##### Data shown

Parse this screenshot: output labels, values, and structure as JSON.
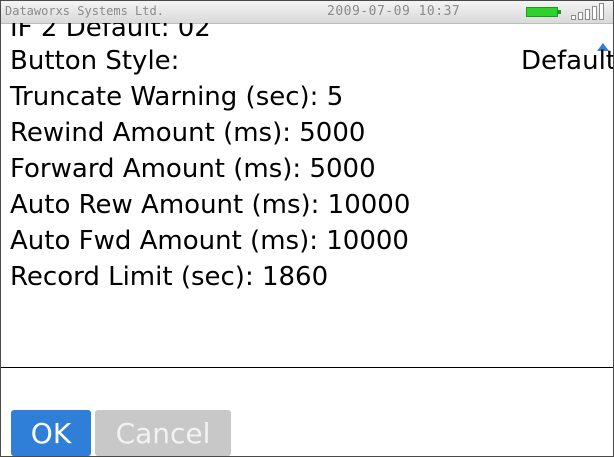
{
  "status_bar": {
    "company": "Dataworxs Systems Ltd.",
    "datetime": "2009-07-09 10:37",
    "battery_icon": "battery-icon",
    "signal_icon": "signal-strength-icon"
  },
  "settings": {
    "rows": [
      {
        "label": "IF 2 Default: 02"
      },
      {
        "label": "Button Style:",
        "value": "Default"
      },
      {
        "label": "Truncate Warning (sec): 5"
      },
      {
        "label": "Rewind Amount (ms): 5000"
      },
      {
        "label": "Forward Amount (ms): 5000"
      },
      {
        "label": "Auto Rew Amount (ms): 10000"
      },
      {
        "label": "Auto Fwd Amount (ms): 10000"
      },
      {
        "label": "Record Limit (sec): 1860"
      }
    ]
  },
  "buttons": {
    "ok": "OK",
    "cancel": "Cancel"
  },
  "colors": {
    "accent": "#2f7fd8",
    "disabled": "#c8c8c8",
    "battery": "#2fd12f"
  }
}
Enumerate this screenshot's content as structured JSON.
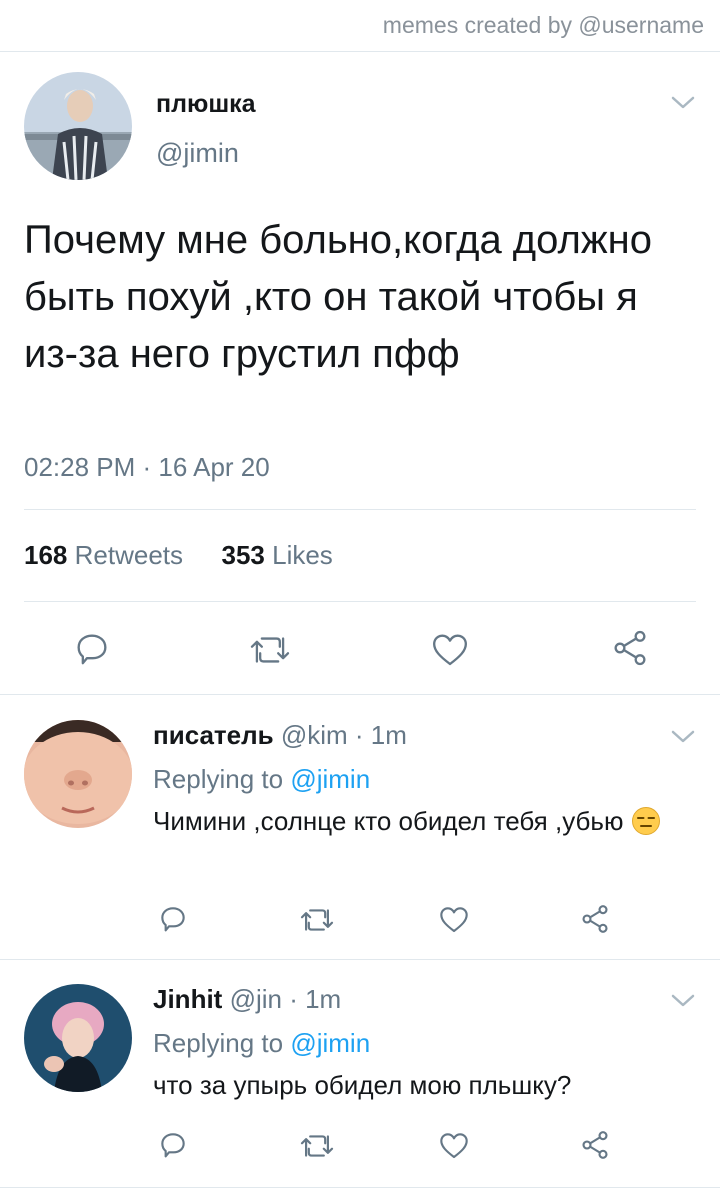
{
  "watermark": "memes created by @username",
  "main_tweet": {
    "name": "плюшка",
    "handle": "@jimin",
    "text": "Почему мне больно,когда должно быть похуй ,кто он такой чтобы я из-за него грустил пфф",
    "timestamp": "02:28 PM · 16 Apr 20",
    "retweets_count": "168",
    "retweets_label": "Retweets",
    "likes_count": "353",
    "likes_label": "Likes"
  },
  "replies": [
    {
      "name": "писатель",
      "meta": "@kim · 1m",
      "replying_prefix": "Replying to ",
      "replying_mention": "@jimin",
      "text": "Чимини ,солнце кто обидел тебя ,убью",
      "emoji": "expressionless-face-emoji"
    },
    {
      "name": "Jinhit",
      "meta": "@jin · 1m",
      "replying_prefix": "Replying to ",
      "replying_mention": "@jimin",
      "text": "что за упырь обидел мою пльшку?"
    }
  ],
  "colors": {
    "text": "#14171a",
    "secondary": "#657786",
    "link": "#1da1f2",
    "divider": "#e1e8ed",
    "icon": "#657786"
  }
}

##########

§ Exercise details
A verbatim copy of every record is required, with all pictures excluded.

§ Your response
Parse this screenshot: output labels, values, and structure as JSON.
{
  "status_bar": {
    "company": "Dataworxs Systems Ltd.",
    "datetime": "2009-07-09 10:37",
    "battery_icon": "battery-icon",
    "signal_icon": "signal-strength-icon"
  },
  "settings": {
    "rows": [
      {
        "label": "IF 2 Default: 02"
      },
      {
        "label": "Button Style:",
        "value": "Default"
      },
      {
        "label": "Truncate Warning (sec): 5"
      },
      {
        "label": "Rewind Amount (ms): 5000"
      },
      {
        "label": "Forward Amount (ms): 5000"
      },
      {
        "label": "Auto Rew Amount (ms): 10000"
      },
      {
        "label": "Auto Fwd Amount (ms): 10000"
      },
      {
        "label": "Record Limit (sec): 1860"
      }
    ]
  },
  "buttons": {
    "ok": "OK",
    "cancel": "Cancel"
  },
  "colors": {
    "accent": "#2f7fd8",
    "disabled": "#c8c8c8",
    "battery": "#2fd12f"
  }
}
Enumerate this screenshot's content as structured JSON.
{
  "watermark": "memes created by @username",
  "main_tweet": {
    "name": "плюшка",
    "handle": "@jimin",
    "text": "Почему мне больно,когда должно быть похуй ,кто он такой чтобы я из-за него грустил пфф",
    "timestamp": "02:28 PM · 16 Apr 20",
    "retweets_count": "168",
    "retweets_label": "Retweets",
    "likes_count": "353",
    "likes_label": "Likes"
  },
  "replies": [
    {
      "name": "писатель",
      "meta": "@kim · 1m",
      "replying_prefix": "Replying to ",
      "replying_mention": "@jimin",
      "text": "Чимини ,солнце кто обидел тебя ,убью",
      "emoji": "expressionless-face-emoji"
    },
    {
      "name": "Jinhit",
      "meta": "@jin · 1m",
      "replying_prefix": "Replying to ",
      "replying_mention": "@jimin",
      "text": "что за упырь обидел мою пльшку?"
    }
  ],
  "colors": {
    "text": "#14171a",
    "secondary": "#657786",
    "link": "#1da1f2",
    "divider": "#e1e8ed",
    "icon": "#657786"
  }
}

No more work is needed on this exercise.